HOW TO COMPLETE THIS TASK: For these records, count the lines containing the word "Downloads" and respond with the number alone.
··· SOURCE RECORDS
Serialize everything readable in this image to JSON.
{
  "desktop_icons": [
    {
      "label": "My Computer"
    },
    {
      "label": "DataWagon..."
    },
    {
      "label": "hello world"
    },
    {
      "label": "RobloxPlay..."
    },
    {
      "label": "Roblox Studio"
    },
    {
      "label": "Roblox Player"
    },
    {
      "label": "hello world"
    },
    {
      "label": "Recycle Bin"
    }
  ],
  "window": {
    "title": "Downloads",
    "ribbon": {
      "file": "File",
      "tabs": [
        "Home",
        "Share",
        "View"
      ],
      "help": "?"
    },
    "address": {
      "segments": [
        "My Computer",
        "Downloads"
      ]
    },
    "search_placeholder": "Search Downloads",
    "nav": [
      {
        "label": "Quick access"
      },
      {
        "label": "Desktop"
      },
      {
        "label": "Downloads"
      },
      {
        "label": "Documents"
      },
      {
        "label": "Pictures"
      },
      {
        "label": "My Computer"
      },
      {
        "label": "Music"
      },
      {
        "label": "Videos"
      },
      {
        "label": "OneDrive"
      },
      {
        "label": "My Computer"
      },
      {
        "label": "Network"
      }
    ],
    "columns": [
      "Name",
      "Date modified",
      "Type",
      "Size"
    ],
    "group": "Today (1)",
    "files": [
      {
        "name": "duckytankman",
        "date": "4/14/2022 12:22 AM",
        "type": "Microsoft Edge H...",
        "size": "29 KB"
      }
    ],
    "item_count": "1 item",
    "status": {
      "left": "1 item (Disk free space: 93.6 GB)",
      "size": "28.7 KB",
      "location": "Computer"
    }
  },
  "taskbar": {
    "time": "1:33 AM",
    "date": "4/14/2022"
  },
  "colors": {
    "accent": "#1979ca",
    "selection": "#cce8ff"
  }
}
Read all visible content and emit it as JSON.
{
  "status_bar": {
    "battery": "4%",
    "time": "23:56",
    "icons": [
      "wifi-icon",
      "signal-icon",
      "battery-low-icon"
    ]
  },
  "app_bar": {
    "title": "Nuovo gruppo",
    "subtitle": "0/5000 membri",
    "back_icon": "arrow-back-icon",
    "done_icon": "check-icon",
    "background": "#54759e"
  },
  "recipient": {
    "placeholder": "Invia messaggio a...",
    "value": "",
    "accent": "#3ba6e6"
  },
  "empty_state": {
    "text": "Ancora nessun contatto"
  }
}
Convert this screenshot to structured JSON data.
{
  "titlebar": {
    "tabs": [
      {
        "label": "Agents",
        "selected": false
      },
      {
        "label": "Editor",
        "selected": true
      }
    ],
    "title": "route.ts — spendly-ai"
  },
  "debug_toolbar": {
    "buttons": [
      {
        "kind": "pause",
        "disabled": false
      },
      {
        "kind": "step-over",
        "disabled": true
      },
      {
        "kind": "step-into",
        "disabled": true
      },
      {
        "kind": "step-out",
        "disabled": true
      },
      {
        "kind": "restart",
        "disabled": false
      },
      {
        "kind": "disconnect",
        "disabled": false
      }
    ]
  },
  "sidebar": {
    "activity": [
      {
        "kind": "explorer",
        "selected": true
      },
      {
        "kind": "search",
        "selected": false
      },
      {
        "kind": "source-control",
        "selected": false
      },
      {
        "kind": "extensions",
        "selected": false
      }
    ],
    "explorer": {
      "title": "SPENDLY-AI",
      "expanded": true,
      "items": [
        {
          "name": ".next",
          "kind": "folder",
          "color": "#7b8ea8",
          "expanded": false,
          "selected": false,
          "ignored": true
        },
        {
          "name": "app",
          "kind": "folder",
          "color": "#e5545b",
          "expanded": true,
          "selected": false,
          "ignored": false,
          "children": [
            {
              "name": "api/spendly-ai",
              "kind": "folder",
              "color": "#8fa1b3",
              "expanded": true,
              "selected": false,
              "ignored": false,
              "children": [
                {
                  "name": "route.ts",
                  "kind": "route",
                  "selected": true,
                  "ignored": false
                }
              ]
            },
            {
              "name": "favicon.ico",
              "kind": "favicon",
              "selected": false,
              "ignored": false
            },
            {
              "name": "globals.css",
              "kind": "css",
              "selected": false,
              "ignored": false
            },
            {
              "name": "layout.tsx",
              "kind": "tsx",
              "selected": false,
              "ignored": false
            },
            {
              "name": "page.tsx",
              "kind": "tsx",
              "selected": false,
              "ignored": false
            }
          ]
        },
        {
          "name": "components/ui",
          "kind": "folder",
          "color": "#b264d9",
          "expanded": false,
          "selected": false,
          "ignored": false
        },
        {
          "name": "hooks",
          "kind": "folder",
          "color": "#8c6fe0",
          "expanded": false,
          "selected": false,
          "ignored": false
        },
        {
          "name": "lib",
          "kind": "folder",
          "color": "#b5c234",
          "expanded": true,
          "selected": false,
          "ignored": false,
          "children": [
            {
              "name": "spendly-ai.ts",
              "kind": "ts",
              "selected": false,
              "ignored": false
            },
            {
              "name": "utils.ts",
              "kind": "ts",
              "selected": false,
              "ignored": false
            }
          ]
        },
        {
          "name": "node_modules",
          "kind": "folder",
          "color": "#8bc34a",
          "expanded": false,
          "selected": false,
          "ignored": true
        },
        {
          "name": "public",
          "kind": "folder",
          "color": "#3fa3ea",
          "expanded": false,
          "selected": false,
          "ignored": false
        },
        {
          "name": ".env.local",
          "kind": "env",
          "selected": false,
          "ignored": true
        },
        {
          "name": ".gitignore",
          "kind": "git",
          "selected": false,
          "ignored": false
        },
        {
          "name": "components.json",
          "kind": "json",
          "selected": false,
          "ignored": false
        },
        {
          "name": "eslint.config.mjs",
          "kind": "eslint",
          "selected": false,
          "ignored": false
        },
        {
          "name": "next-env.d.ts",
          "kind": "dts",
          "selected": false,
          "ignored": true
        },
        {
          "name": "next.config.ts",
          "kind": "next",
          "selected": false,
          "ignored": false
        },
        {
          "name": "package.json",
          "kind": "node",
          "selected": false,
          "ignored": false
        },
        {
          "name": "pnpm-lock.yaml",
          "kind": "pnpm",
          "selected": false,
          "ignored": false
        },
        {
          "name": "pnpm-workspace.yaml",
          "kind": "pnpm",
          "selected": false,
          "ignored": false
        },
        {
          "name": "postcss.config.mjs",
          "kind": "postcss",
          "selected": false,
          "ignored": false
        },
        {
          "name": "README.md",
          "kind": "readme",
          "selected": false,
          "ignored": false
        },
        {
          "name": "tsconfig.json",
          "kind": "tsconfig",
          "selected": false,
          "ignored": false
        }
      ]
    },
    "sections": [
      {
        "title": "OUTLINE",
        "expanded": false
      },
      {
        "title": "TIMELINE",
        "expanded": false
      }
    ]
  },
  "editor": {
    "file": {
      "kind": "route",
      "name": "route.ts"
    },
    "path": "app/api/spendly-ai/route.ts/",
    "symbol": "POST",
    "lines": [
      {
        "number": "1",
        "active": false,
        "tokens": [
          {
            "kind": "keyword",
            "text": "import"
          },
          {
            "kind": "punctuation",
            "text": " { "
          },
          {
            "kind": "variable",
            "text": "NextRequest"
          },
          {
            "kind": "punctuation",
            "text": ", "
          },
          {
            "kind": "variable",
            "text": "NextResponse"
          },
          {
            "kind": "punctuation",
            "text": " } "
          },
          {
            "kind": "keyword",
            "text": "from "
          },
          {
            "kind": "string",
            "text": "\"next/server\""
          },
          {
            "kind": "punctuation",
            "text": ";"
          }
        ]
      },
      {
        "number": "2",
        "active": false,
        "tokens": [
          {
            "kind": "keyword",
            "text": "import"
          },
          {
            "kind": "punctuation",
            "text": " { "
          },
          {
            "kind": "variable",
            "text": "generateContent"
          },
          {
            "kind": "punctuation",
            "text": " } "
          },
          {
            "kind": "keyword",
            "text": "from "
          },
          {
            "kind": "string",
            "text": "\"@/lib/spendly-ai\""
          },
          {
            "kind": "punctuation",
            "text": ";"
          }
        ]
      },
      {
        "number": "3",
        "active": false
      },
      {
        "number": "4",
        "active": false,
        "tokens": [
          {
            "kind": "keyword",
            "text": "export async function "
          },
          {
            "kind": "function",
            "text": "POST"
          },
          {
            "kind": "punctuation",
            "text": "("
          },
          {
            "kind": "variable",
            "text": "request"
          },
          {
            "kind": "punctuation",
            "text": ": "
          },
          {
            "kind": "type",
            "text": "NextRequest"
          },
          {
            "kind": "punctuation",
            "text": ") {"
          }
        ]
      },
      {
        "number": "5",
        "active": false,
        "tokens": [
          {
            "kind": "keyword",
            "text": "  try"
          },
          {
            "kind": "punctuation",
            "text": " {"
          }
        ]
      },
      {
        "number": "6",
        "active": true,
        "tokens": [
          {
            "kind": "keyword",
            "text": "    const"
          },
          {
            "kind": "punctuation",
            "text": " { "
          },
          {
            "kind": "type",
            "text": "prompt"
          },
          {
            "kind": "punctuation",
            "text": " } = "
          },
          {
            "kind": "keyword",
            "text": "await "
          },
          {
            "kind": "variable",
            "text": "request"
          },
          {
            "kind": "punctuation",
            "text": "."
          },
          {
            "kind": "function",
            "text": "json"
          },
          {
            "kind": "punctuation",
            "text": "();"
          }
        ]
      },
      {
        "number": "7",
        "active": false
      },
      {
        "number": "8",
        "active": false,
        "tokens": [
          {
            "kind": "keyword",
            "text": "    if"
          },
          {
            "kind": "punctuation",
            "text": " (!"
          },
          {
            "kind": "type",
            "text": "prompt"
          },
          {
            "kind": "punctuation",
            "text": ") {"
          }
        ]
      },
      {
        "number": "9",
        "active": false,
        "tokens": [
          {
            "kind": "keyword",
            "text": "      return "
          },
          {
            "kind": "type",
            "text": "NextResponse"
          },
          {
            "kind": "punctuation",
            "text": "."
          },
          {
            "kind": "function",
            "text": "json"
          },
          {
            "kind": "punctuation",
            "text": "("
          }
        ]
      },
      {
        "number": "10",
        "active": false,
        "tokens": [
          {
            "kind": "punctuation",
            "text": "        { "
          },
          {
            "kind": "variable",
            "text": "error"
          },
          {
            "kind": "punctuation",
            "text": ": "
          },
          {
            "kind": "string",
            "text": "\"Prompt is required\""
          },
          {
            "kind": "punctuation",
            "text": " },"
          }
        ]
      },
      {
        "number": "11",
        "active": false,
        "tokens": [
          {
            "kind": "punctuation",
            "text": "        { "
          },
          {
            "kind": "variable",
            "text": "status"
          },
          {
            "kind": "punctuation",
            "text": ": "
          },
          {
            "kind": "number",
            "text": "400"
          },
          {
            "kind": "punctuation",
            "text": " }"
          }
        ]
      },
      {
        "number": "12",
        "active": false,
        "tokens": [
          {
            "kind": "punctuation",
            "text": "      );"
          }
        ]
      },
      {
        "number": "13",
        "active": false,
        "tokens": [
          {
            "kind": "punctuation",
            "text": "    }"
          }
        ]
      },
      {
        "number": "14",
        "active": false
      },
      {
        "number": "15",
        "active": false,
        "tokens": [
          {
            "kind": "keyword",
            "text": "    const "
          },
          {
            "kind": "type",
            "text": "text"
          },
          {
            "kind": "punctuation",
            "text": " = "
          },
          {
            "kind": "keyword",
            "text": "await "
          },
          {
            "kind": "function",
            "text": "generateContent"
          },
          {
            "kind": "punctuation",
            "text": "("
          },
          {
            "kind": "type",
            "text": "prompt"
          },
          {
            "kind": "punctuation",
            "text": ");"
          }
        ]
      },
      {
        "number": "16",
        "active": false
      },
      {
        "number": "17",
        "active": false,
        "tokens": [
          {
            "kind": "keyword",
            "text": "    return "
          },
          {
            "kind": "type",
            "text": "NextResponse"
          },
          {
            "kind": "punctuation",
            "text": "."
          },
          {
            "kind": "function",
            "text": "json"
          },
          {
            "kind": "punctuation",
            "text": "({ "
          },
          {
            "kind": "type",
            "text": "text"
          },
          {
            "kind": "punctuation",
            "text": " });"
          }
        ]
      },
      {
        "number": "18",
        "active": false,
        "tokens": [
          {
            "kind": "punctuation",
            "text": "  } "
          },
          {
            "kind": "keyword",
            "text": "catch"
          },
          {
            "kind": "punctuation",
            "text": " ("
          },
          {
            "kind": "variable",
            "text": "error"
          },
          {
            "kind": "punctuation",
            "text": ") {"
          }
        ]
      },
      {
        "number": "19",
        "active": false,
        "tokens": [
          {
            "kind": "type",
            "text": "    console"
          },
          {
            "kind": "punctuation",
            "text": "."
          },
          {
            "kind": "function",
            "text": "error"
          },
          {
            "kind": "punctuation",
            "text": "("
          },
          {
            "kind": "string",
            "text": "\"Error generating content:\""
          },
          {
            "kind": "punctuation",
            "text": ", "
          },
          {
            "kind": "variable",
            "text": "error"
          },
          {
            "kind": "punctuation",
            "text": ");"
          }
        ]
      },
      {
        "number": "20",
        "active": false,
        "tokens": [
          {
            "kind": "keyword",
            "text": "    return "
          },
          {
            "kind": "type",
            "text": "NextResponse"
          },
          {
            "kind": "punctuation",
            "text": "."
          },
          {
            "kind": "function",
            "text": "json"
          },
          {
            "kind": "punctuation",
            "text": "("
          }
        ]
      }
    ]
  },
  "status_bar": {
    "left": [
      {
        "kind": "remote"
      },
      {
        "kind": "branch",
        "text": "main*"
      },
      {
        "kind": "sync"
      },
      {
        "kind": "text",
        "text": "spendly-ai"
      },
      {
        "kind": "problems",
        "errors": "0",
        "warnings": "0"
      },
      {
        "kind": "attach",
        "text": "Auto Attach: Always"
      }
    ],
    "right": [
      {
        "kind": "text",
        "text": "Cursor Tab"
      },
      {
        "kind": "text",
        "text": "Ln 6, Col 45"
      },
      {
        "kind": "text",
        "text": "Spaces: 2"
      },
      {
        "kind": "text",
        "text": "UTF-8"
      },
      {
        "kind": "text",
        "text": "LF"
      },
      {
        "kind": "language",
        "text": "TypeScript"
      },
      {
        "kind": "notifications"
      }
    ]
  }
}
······
ANSWER BOX: 4